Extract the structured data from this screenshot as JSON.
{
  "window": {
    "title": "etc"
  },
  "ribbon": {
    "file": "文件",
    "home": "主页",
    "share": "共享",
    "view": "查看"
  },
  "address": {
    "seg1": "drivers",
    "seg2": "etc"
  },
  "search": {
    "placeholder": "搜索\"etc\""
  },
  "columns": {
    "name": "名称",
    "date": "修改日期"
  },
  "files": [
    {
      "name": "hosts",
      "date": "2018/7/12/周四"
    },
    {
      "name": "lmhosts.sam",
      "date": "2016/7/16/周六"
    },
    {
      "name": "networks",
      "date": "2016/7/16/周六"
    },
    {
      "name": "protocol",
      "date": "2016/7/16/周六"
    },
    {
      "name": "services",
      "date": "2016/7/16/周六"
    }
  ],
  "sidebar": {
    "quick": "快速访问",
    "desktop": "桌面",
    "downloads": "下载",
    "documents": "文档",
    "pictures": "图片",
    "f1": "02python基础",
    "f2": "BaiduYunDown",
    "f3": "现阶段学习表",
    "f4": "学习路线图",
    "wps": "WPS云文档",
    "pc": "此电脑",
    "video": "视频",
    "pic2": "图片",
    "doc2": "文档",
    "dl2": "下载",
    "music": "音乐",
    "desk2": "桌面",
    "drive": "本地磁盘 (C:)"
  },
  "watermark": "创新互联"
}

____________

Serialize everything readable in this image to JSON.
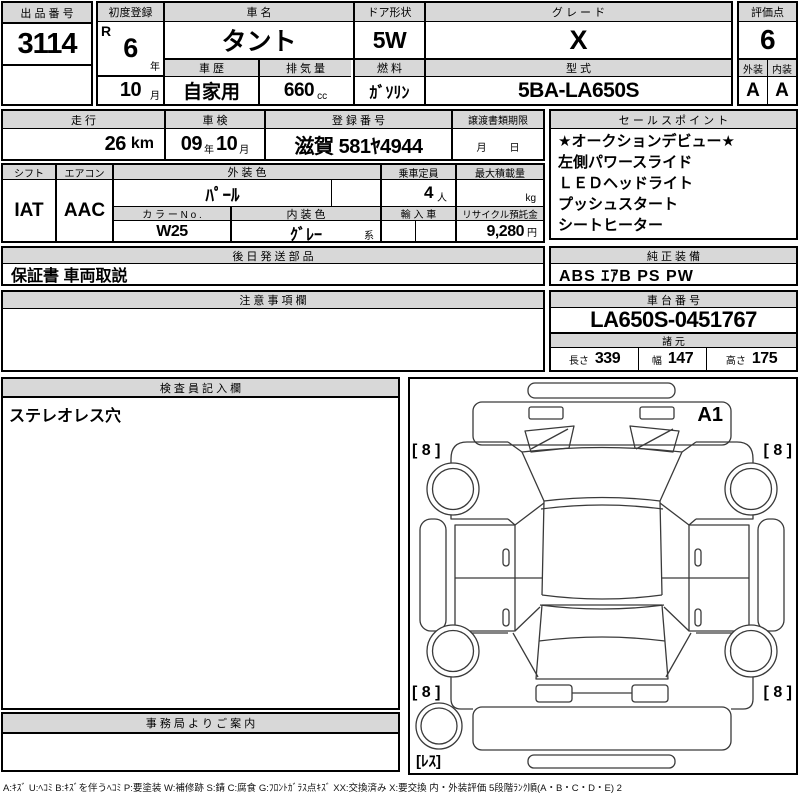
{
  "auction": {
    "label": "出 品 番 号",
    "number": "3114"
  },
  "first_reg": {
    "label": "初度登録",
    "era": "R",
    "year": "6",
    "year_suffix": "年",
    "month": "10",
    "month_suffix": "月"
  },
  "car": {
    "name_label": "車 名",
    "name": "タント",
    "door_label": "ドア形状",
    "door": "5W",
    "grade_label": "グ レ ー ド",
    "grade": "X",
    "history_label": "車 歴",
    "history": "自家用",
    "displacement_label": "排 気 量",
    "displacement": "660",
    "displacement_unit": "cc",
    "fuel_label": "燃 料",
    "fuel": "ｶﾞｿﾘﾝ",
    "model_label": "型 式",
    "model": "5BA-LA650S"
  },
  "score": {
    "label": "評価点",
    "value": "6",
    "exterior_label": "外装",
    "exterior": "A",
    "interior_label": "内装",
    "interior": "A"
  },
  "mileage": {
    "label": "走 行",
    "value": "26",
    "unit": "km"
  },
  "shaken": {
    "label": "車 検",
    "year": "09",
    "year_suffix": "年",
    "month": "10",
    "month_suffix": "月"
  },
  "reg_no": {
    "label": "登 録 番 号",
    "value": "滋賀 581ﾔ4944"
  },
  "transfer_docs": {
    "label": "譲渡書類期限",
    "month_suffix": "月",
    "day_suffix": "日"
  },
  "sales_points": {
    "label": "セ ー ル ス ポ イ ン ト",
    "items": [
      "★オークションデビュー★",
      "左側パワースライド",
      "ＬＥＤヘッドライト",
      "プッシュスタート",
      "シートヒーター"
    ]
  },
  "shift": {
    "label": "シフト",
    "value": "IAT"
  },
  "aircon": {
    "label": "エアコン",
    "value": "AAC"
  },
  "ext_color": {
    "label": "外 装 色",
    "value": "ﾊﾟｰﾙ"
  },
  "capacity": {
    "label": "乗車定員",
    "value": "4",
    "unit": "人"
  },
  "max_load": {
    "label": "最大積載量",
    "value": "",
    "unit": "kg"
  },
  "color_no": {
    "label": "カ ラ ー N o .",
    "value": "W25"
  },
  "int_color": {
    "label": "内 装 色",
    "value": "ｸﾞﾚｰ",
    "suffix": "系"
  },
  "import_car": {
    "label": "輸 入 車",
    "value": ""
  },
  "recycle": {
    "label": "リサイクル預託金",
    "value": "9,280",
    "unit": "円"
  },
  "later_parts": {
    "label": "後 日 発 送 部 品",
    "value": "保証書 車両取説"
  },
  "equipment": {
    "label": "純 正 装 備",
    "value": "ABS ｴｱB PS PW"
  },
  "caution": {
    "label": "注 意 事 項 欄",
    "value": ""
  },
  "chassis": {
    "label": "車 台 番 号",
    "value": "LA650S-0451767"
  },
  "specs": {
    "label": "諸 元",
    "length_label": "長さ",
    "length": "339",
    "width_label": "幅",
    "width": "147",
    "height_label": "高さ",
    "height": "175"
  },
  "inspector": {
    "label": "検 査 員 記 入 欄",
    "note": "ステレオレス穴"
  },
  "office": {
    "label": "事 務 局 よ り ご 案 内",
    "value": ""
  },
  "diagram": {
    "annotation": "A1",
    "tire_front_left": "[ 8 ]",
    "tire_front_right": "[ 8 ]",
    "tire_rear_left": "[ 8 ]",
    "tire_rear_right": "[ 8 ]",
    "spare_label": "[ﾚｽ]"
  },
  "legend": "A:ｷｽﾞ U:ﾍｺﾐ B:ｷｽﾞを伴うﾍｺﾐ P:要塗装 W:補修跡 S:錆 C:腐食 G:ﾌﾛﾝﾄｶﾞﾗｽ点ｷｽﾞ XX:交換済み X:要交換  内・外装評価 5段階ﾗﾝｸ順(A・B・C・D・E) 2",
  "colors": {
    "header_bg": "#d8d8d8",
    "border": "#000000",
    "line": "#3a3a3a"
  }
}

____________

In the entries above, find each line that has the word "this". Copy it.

Extract the structured data from this screenshot as JSON.
Serialize everything readable in this image to JSON.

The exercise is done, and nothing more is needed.